TASK DETAILS: Below are the records; copy each line in which "JSON" can be found.

SUPPLIED RECORDS:
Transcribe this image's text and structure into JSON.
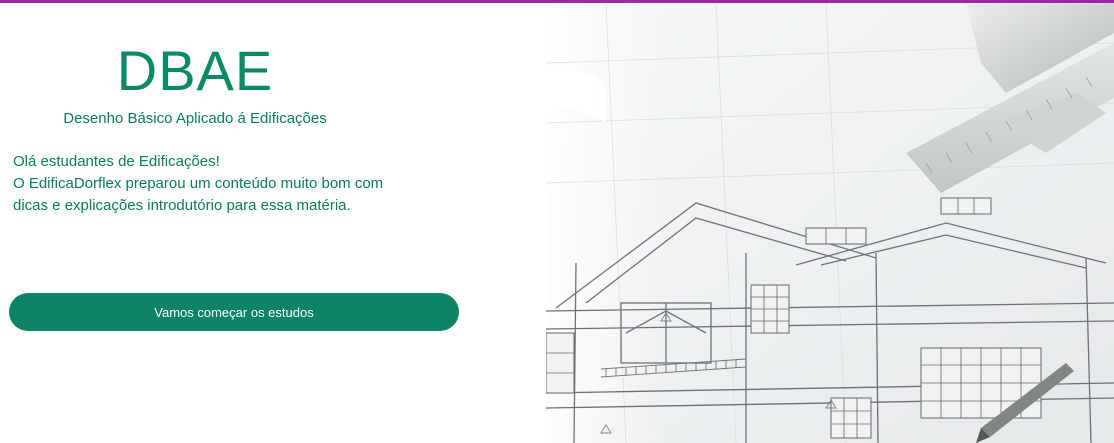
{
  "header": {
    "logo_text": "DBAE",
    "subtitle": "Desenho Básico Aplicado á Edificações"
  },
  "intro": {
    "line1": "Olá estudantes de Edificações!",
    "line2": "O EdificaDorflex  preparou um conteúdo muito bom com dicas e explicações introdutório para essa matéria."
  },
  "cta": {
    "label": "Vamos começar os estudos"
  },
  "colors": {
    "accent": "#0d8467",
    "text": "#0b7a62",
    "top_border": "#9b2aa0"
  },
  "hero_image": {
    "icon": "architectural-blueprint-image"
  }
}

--

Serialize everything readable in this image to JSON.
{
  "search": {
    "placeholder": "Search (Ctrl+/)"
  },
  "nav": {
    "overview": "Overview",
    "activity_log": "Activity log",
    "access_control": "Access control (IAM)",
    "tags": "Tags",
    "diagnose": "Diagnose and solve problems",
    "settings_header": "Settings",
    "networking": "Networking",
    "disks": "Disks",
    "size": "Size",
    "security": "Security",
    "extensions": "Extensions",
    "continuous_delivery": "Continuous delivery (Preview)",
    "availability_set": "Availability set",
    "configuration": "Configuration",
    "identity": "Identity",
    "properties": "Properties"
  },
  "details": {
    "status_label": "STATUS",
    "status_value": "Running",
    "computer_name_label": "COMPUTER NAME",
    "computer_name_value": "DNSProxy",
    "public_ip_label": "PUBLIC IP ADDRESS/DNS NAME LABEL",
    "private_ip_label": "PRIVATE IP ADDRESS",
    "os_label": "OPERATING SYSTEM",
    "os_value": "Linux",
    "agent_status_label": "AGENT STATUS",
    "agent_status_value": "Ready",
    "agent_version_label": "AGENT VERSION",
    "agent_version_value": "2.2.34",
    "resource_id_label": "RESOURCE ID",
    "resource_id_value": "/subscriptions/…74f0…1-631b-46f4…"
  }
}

TASK OUTPUT:
Transcribe this image's text and structure into JSON.
Serialize everything readable in this image to JSON.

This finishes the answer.